_Task details_
Search the records for the word "Cats" and pick out every line that has it.

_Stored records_
---
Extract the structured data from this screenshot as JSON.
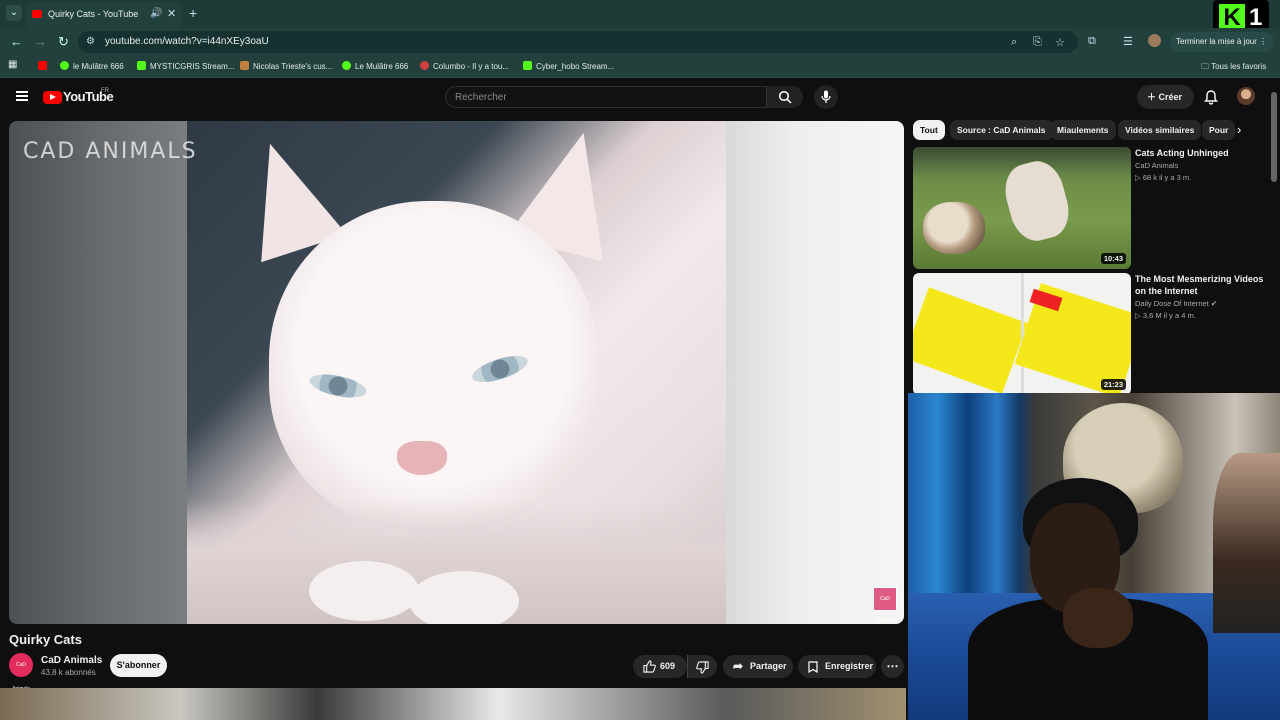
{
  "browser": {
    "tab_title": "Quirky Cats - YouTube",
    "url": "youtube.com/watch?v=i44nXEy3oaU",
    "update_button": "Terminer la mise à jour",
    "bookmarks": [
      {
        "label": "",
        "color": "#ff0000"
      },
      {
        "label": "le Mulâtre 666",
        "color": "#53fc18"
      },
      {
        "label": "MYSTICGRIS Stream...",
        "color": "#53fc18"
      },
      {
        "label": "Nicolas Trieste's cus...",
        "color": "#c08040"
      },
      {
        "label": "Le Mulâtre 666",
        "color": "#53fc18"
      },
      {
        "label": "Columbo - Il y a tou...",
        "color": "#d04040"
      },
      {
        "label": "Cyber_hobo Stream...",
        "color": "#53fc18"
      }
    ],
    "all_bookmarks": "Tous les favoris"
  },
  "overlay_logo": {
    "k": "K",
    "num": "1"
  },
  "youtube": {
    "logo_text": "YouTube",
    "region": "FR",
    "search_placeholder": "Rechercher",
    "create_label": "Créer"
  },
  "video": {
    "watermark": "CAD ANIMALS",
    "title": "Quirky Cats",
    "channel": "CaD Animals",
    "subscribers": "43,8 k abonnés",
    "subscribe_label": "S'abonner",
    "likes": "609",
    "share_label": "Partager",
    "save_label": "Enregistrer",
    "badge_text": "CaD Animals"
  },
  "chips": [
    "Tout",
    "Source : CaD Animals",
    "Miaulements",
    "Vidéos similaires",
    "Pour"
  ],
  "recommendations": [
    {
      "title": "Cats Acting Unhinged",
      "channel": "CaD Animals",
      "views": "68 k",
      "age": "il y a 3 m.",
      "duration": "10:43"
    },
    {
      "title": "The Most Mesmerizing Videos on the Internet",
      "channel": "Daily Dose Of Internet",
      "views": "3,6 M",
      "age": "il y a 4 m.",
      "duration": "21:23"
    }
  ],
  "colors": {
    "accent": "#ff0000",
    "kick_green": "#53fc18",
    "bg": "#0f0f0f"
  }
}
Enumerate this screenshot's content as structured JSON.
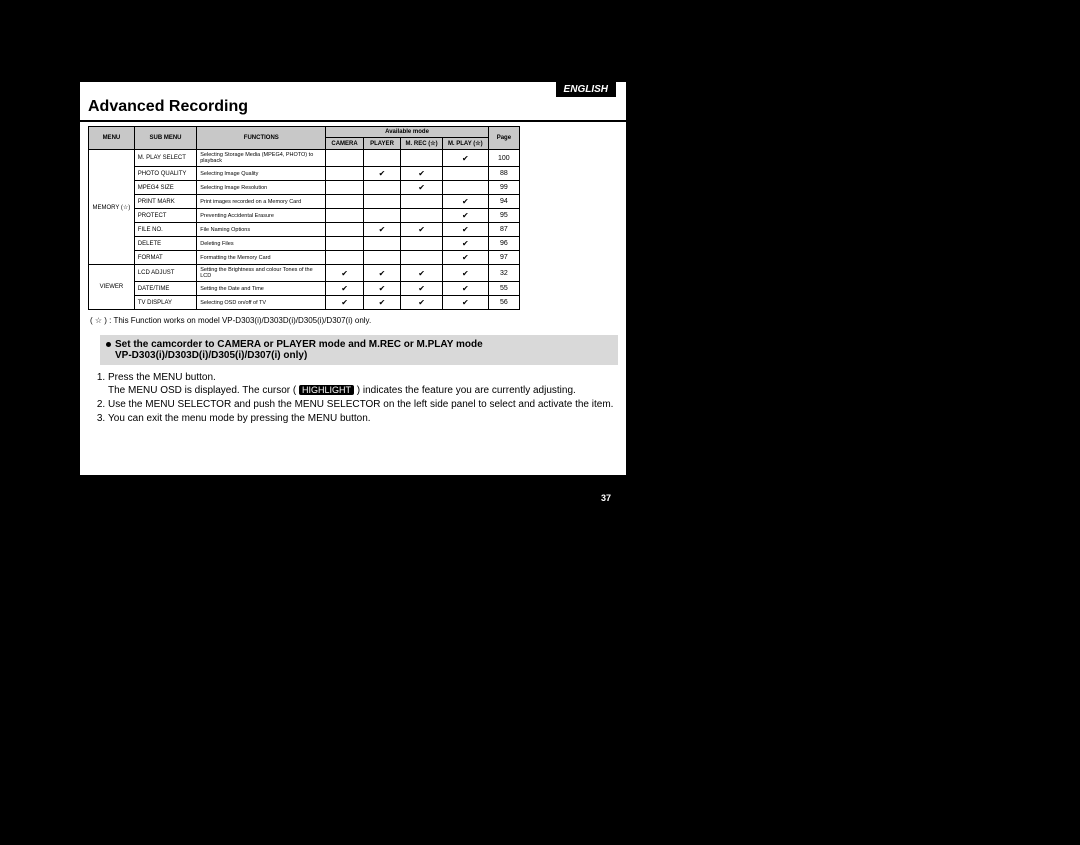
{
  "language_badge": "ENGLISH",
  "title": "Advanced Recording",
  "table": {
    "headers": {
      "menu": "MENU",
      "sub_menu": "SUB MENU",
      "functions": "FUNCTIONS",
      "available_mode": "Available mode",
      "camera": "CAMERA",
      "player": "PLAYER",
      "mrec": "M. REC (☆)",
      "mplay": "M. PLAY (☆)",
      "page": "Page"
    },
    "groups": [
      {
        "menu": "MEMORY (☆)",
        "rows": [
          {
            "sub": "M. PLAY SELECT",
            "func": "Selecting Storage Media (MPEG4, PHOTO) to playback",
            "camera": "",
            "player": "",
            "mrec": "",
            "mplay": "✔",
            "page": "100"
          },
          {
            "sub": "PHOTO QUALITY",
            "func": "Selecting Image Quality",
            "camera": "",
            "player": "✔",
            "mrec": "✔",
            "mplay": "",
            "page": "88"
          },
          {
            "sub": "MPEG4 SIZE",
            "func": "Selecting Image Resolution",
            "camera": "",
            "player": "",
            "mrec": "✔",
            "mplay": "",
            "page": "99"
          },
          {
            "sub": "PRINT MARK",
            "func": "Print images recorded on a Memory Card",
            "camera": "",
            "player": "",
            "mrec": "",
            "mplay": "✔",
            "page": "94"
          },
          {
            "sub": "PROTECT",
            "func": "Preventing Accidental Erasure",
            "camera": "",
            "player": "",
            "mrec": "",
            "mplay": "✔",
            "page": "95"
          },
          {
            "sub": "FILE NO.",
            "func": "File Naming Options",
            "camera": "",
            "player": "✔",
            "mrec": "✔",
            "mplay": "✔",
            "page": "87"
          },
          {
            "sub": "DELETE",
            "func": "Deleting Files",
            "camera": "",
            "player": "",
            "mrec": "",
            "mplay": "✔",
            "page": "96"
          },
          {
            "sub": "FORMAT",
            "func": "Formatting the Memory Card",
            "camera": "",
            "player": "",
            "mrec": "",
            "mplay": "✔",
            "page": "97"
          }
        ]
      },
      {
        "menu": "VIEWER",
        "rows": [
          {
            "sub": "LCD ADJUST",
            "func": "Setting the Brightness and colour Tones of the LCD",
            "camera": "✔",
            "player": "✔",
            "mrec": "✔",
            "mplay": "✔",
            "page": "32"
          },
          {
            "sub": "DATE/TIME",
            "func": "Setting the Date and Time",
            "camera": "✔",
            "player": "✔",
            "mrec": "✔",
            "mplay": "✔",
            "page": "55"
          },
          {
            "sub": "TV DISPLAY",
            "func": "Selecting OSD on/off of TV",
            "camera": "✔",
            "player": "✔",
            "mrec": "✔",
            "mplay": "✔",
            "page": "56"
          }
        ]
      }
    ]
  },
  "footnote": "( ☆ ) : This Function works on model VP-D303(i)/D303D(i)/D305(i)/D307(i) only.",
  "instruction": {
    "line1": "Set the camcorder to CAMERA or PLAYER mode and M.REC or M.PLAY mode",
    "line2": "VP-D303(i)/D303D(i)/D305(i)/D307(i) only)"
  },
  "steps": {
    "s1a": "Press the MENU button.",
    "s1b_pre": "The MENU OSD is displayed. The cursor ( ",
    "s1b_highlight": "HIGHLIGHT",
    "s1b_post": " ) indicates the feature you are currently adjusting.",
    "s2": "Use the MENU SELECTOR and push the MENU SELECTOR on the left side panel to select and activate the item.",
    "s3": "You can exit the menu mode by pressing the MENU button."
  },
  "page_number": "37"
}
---
_Answer_
    "tab_title": "Quirky Cats - YouTube",
    "title": "Quirky Cats",
      "title": "Cats Acting Unhinged",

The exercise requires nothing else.